There are two versions of each lab, one with a ten-question conclusion and one with directions for a full lab report. This way the teacher has the option! Each lab is two pages to allow for one two-sided handout.
It will take a week or so to get to you, so Order Now!
*Some of you have purchased my lab book – be sure to check out Page 141 !
Last year’s blog post dated 01/21/2015 was titled Gay-Lussac's law demonstration and discussed the relationship of Pressure and Temperature in a gas sample. At the end of the post, it mentioned “Deflategate” as an area for students to research.
“Deflategate” involved the claim that the New England Patriots deflated the balls used in the 1/18/15 Superbowl to make them easier to grip.
“The NFL spent millions trying to nab Tom Brady and the Patriots in the Deflategate saga. They should've just called [Ben] Goodell.
The 7th-grader from Lynn, Boston (not related to the NFL Commissioner) decided the punishment given Brady (four games, still racking up dollars in the court system) wasn't fair, so he created a science project to figure out if weather affected the PSI of footballs.”
Ben Goodell, a 7th grade student, completed a science fair project examining the pressure of the football inflated at room temperature and then exposed to the outdoor conditions.
“[Ben] Goodell began his experiment with a football inflated to the NFL standard and then exposed it to different weather conditions, including humidity, snow, wind chill, cold and ice.
‘Every time, it dropped two PSI [pounds per square inch],’ [Ben] Goodell, a Patriots fan, told the Item. ‘The lowest PSI recorded during deflategate was 2 PSI under proper inflation.’ ”
“MIT professor John Leonard [states] ‘As someone who’s sort of studied every experiment, every data posting I can find, Ben Goodell’s experiment, as sort of straightforward as it was, just adds to the evidence in my own mind that the Ideal Gas Law is pretty tried and true,’ Leonard says. ‘And if you believe it, which I do, there was no deflation.’
… This whole saga arose from the NFL and its staff having no knowledge of the Ideal Gas Law.”
Here is a very simple experiment showing that as the temperature is changed on the football, the pressure changes directly:

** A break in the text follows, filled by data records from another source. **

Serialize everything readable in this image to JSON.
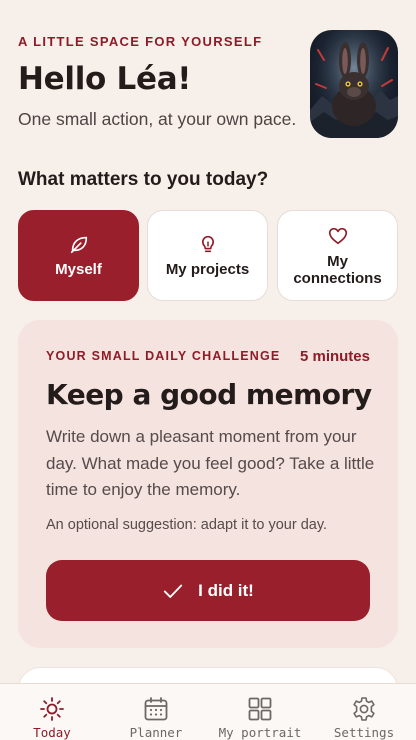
{
  "header": {
    "eyebrow": "A LITTLE SPACE FOR YOURSELF",
    "greeting": "Hello Léa!",
    "tagline": "One small action, at your own pace."
  },
  "avatar": {
    "alt": "rabbit-portrait"
  },
  "section": {
    "title": "What matters to you today?"
  },
  "categories": [
    {
      "label": "Myself",
      "icon": "leaf-icon",
      "active": true
    },
    {
      "label": "My projects",
      "icon": "lightbulb-icon",
      "active": false
    },
    {
      "label": "My connections",
      "icon": "heart-icon",
      "active": false
    }
  ],
  "challenge": {
    "eyebrow": "YOUR SMALL DAILY CHALLENGE",
    "duration": "5 minutes",
    "title": "Keep a good memory",
    "body": "Write down a pleasant moment from your day. What made you feel good? Take a little time to enjoy the memory.",
    "note": "An optional suggestion: adapt it to your day.",
    "button_label": "I did it!"
  },
  "tabs": [
    {
      "label": "Today",
      "icon": "sun-icon",
      "active": true
    },
    {
      "label": "Planner",
      "icon": "calendar-icon",
      "active": false
    },
    {
      "label": "My portrait",
      "icon": "grid-icon",
      "active": false
    },
    {
      "label": "Settings",
      "icon": "gear-icon",
      "active": false
    }
  ],
  "colors": {
    "accent": "#981f2b",
    "background": "#f6efea",
    "challenge_bg": "#f4e3df"
  }
}
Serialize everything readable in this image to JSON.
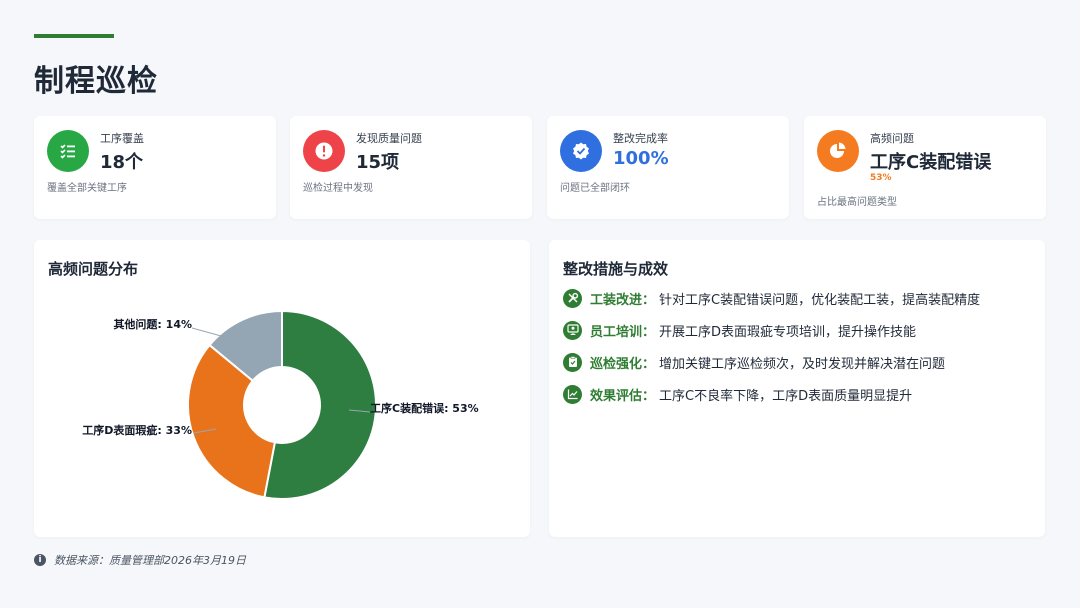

There are many ideas presented in this world, and your students need to be critical thinkers and seek out evidence based on scientific testing that proves a claim.
*Remember, this Blog contains several entries that would be helpful to your chemistry classroom. Remember, you can check out the Topic List to help you to find past Blog entries.
Also, Write To Me about your successes, challenges, or questions in the Chemistry Classroom.
Remember, buying a copy of the lab book Chemistry on a Budget can be very useful to your Chemistry classroom with labs and class article ideas.
Enjoy your weekend!